Among the records below, which lines contain the string "JSON"? Report them.
Top of RECORD SET
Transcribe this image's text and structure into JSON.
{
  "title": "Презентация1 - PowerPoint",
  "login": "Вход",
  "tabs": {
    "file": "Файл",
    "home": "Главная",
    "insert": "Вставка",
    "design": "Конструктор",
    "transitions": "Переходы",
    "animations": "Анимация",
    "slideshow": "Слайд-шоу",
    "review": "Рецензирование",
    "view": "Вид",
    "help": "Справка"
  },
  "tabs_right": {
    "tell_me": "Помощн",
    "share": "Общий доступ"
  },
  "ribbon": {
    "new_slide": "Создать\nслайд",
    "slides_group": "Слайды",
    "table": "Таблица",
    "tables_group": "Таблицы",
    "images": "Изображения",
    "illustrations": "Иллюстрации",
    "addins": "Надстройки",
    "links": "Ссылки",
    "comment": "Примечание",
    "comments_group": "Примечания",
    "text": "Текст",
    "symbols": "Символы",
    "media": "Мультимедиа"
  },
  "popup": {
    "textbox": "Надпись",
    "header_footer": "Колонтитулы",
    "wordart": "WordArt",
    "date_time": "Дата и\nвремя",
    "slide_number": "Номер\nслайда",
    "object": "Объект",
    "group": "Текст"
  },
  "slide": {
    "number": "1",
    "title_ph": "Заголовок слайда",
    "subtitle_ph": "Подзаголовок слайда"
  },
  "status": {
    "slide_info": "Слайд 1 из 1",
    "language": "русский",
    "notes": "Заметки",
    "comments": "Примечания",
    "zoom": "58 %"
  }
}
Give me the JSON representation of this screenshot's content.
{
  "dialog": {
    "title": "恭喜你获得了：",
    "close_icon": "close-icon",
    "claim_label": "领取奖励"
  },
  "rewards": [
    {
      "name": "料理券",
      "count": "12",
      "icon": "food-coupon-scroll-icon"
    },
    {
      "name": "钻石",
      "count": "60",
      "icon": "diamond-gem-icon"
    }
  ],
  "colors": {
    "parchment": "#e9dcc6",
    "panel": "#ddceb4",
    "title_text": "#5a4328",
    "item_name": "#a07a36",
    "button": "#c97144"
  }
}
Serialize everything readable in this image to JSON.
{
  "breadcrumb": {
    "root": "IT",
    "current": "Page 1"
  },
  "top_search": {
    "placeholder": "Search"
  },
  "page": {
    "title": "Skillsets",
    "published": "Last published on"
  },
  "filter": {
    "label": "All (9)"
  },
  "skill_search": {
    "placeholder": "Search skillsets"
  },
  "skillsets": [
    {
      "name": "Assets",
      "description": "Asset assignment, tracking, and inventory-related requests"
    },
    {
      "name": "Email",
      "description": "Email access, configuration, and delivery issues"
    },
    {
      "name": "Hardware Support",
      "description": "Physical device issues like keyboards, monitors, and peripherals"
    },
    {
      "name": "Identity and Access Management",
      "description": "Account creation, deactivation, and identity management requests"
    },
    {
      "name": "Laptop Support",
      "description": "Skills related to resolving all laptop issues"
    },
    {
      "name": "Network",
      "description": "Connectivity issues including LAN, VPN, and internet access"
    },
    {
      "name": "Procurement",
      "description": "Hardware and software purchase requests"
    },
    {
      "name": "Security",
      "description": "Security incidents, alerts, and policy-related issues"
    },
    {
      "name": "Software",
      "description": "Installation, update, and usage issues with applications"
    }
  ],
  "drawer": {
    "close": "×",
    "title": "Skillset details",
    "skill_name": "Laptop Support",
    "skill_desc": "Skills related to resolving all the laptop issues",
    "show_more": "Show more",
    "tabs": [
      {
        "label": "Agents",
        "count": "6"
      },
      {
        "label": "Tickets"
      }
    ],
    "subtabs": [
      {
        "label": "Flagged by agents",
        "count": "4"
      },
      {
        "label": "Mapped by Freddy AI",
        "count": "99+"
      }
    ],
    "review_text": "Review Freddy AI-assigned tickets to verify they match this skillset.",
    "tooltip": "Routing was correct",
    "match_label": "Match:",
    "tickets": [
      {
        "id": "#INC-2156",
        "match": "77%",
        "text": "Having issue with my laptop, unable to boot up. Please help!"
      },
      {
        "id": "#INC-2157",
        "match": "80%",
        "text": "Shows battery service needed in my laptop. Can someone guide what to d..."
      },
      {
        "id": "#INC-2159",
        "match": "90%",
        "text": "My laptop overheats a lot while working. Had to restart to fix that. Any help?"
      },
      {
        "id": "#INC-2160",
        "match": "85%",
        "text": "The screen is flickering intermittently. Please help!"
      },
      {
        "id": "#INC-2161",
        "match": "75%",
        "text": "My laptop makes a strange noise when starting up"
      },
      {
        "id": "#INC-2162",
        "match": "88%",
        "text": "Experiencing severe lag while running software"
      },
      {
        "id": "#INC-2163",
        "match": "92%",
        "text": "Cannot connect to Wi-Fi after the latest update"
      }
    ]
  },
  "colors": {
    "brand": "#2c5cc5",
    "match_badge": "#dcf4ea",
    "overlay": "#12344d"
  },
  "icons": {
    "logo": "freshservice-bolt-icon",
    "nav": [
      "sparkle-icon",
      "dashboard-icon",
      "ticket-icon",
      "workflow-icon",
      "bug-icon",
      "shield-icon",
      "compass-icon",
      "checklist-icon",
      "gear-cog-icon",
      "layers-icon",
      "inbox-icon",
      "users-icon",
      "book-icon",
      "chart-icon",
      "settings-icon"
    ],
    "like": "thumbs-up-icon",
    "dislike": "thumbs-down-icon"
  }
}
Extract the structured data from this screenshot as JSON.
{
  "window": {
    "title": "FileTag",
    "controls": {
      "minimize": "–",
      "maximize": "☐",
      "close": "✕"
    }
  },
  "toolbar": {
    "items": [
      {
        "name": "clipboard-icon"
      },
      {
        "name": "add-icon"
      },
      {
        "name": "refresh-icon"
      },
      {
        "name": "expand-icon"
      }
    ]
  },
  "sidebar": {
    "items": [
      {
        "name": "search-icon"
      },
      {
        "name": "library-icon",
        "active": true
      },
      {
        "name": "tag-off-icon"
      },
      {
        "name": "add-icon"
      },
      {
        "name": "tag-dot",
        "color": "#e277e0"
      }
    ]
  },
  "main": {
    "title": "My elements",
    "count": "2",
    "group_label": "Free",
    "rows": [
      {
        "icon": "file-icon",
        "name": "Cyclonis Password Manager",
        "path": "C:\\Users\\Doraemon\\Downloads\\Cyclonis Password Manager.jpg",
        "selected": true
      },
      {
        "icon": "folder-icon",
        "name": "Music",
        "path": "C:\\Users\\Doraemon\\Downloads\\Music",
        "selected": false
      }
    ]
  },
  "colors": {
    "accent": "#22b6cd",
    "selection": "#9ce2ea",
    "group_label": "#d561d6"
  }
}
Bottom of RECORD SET
RESULT
Transcribe this image's text and structure into JSON.
Give me the JSON representation of this screenshot's content.
Serialize everything readable in this image to JSON.
Extract the structured data from this screenshot as JSON.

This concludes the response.